The journalist knows the stories of all the detainees who occupied neighboring cells in Guantánamo. He mentions the taxi driver sold for $5000: "The Pakistanis had just made a raid to find Arabs close to al-Qaeda and hadn't found anybody, so they arrested him. The officer who sold him to the Americans told him: 'Look here, it's worth it to sell people like you to keep the Americans from coming to make war on Pakistan...'" He says the taxi driver is still at Guantánamo.I had naively assumed Tom Gilroy was talking about a generic "taxi driver;" obviously, I was wrong.
Herod, says Matthew, feared the news of a new king born among the people of Judea; his people. Unable to get any definite information out of the Magi, he did the next best thing: he ordered the death of every male child under the age of 2 in Bethlehem.
And still he failed in his objective.
Matthew doesn't record the impact this had on Bethlehem, other than to quote Jeremiah:
In Rama was there a voice heard,But somehow I think the impact was just as long lasting as it will be for Mr. Bader Zaman, even if history doesn't record it:
lamentation, and weeping, and
great mourning, Rachel weeping for
her children, and would not be
comforted, because they are not.
He's forgotten nothing of the pain, the humiliation, the solitude. American investigators took a year to clear him. And another year to free him. Beyond the revolting injustice to which he was victim, former journalist Bader Zaman denounces the arbitrariness of American detention centers.

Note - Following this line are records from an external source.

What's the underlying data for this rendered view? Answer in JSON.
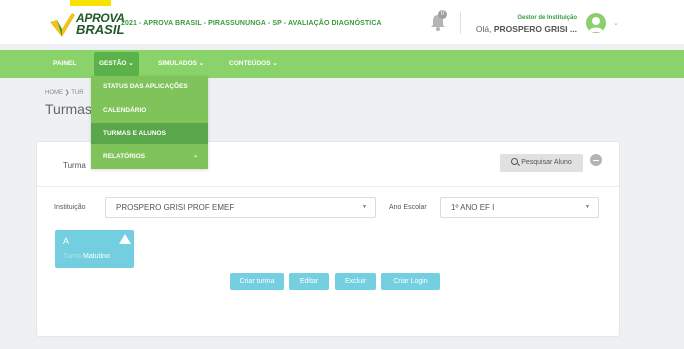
{
  "header": {
    "logo_line1": "APROVA",
    "logo_line2": "BRASIL",
    "title": "2021 - APROVA BRASIL - PIRASSUNUNGA - SP - AVALIAÇÃO DIAGNÓSTICA",
    "notification_count": "0",
    "institution_label": "Gestor de Instituição",
    "greeting_prefix": "Olá,",
    "user_name": "PROSPERO GRISI ..."
  },
  "nav": {
    "items": [
      {
        "label": "PAINEL"
      },
      {
        "label": "GESTÃO ⌄"
      },
      {
        "label": "SIMULADOS ⌄"
      },
      {
        "label": "CONTEÚDOS ⌄"
      }
    ]
  },
  "dropdown": {
    "items": [
      {
        "label": "STATUS DAS APLICAÇÕES"
      },
      {
        "label": "CALENDÁRIO"
      },
      {
        "label": "TURMAS E ALUNOS"
      },
      {
        "label": "RELATÓRIOS"
      }
    ],
    "relatorios_chevron": "⌄"
  },
  "page": {
    "breadcrumb": "HOME ❯ TUR",
    "title": "Turmas"
  },
  "card": {
    "title": "Turma",
    "search_button": "Pesquisar Aluno",
    "institution_label": "Instituição",
    "institution_value": "PROSPERO GRISI PROF EMEF",
    "grade_label": "Ano Escolar",
    "grade_value": "1º ANO EF I",
    "caret": "▼",
    "class_letter": "A",
    "class_turno_prefix": "Turno",
    "class_turno": "Matutino",
    "buttons": {
      "create_class": "Criar turma",
      "edit": "Editar",
      "delete": "Excluir",
      "create_login": "Criar Login"
    }
  },
  "colors": {
    "nav_green": "#8ad36b",
    "active_green": "#5cb24a",
    "brand_dark_green": "#1f5a25",
    "accent_cyan": "#74cfe1",
    "logo_highlight": "#f7e300"
  }
}
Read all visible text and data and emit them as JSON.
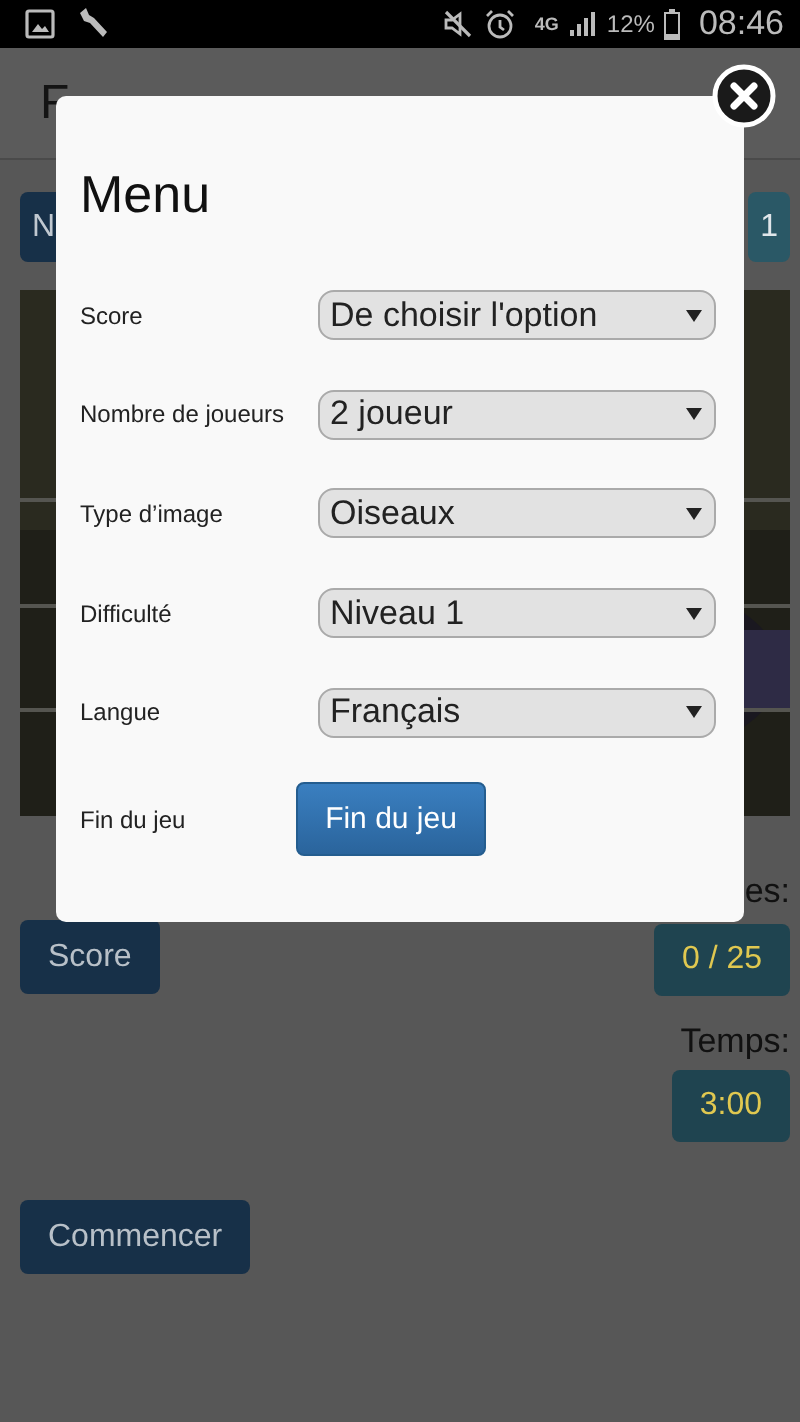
{
  "status_bar": {
    "network": "4G",
    "battery": "12%",
    "time": "08:46"
  },
  "header": {
    "title": "F"
  },
  "top_buttons": [
    {
      "label": "N",
      "kind": "primary"
    },
    {
      "label": "1",
      "kind": "info"
    }
  ],
  "score_button": "Score",
  "moves": {
    "label": "es:",
    "value": "0 / 25"
  },
  "timer": {
    "label": "Temps:",
    "value": "3:00"
  },
  "start_button": "Commencer",
  "modal": {
    "title": "Menu",
    "fields": [
      {
        "kind": "select",
        "label": "Score",
        "value": "De choisir l'option"
      },
      {
        "kind": "select",
        "label": "Nombre de joueurs",
        "value": "2 joueur"
      },
      {
        "kind": "select",
        "label": "Type d’image",
        "value": "Oiseaux"
      },
      {
        "kind": "select",
        "label": "Difficulté",
        "value": "Niveau 1"
      },
      {
        "kind": "select",
        "label": "Langue",
        "value": "Français"
      },
      {
        "kind": "button",
        "label": "Fin du jeu",
        "button": "Fin du jeu"
      }
    ]
  }
}
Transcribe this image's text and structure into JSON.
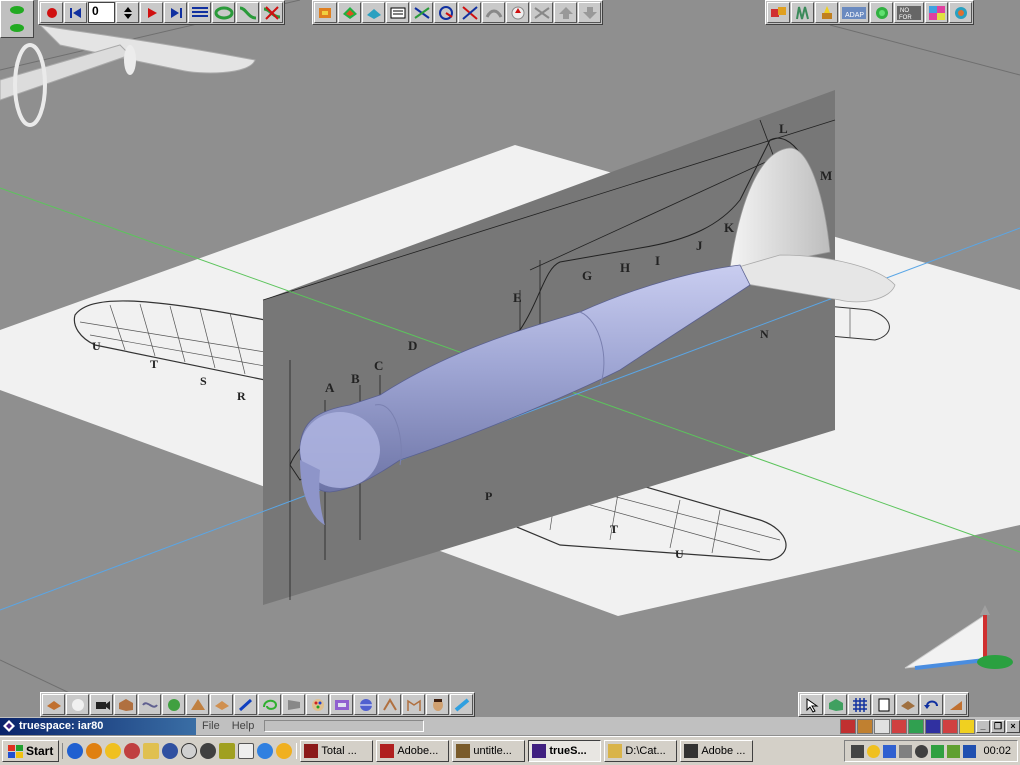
{
  "window": {
    "title": "truespace: iar80"
  },
  "menu": [
    {
      "label": "File"
    },
    {
      "label": "Help"
    }
  ],
  "animation": {
    "frame": "0"
  },
  "blueprint": {
    "side_letters": [
      "A",
      "B",
      "C",
      "D",
      "E",
      "G",
      "H",
      "I",
      "J",
      "K",
      "L",
      "M"
    ],
    "wing_letters": [
      "U",
      "T",
      "S",
      "R",
      "P",
      "N",
      "L",
      "M"
    ]
  },
  "taskbar": {
    "start_label": "Start",
    "tasks": [
      {
        "label": "Total ...",
        "active": false,
        "color": "#8b1a1a"
      },
      {
        "label": "Adobe...",
        "active": false,
        "color": "#b02020"
      },
      {
        "label": "untitle...",
        "active": false,
        "color": "#7a5b2a"
      },
      {
        "label": "trueS...",
        "active": true,
        "color": "#402080"
      },
      {
        "label": "D:\\Cat...",
        "active": false,
        "color": "#d9b44a"
      },
      {
        "label": "Adobe ...",
        "active": false,
        "color": "#333333"
      }
    ],
    "clock": "00:02"
  },
  "colors": {
    "fuselage": "#9fa6d4",
    "paper": "#f1f1f1",
    "wall": "#777777",
    "accent_titlebar": "#0a246a"
  },
  "icons": {
    "top_left_toolbar": [
      "record-icon",
      "rewind-icon",
      "frame-stepper-icon",
      "play-icon",
      "end-icon",
      "timeline-icon",
      "spline-icon",
      "path-icon",
      "delete-path-icon"
    ],
    "top_mid_toolbar": [
      "object-navigate-icon",
      "eye-move-icon",
      "material-icon",
      "paint-icon",
      "text-icon",
      "move-icon",
      "rotate-icon",
      "scale-icon",
      "deform-icon",
      "axis-icon",
      "reset-icon",
      "up-icon",
      "down-icon"
    ],
    "top_right_toolbar": [
      "materials-library-icon",
      "render-icon",
      "light-icon",
      "scene-icon",
      "globe-icon",
      "no-fog-icon",
      "palette-icon",
      "help-icon"
    ],
    "bottom_left_toolbar": [
      "plane-primitive-icon",
      "sphere-primitive-icon",
      "camera-icon",
      "cube-primitive-icon",
      "lathe-icon",
      "sweep-icon",
      "cone-icon",
      "tile-icon",
      "paint-brush-icon",
      "lasso-icon",
      "flag-icon",
      "color-palette-icon",
      "texture-icon",
      "wireframe-icon",
      "bone-icon",
      "figure-icon",
      "face-icon",
      "tape-icon"
    ],
    "bottom_right_toolbar": [
      "pointer-icon",
      "object-icon",
      "grid-icon",
      "file-icon",
      "hierarchy-icon",
      "undo-icon",
      "redo-icon"
    ]
  }
}
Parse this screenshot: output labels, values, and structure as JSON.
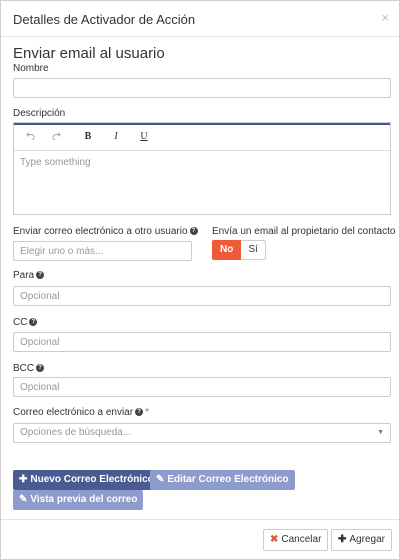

He suffers from hypermnesia. It's twelve months since Bader Zaman was released from Guantánamo prison, but he remembers every detail of his detention. Not only the pain, the humiliation, the solitude, but also little things: dogs' breath, the scrape of the razor against his eyebrows, the accent of the creep who cried out over the megaphone to the other soldiers: "Don't show any sympathy for the terrorists!" He can't forget anything.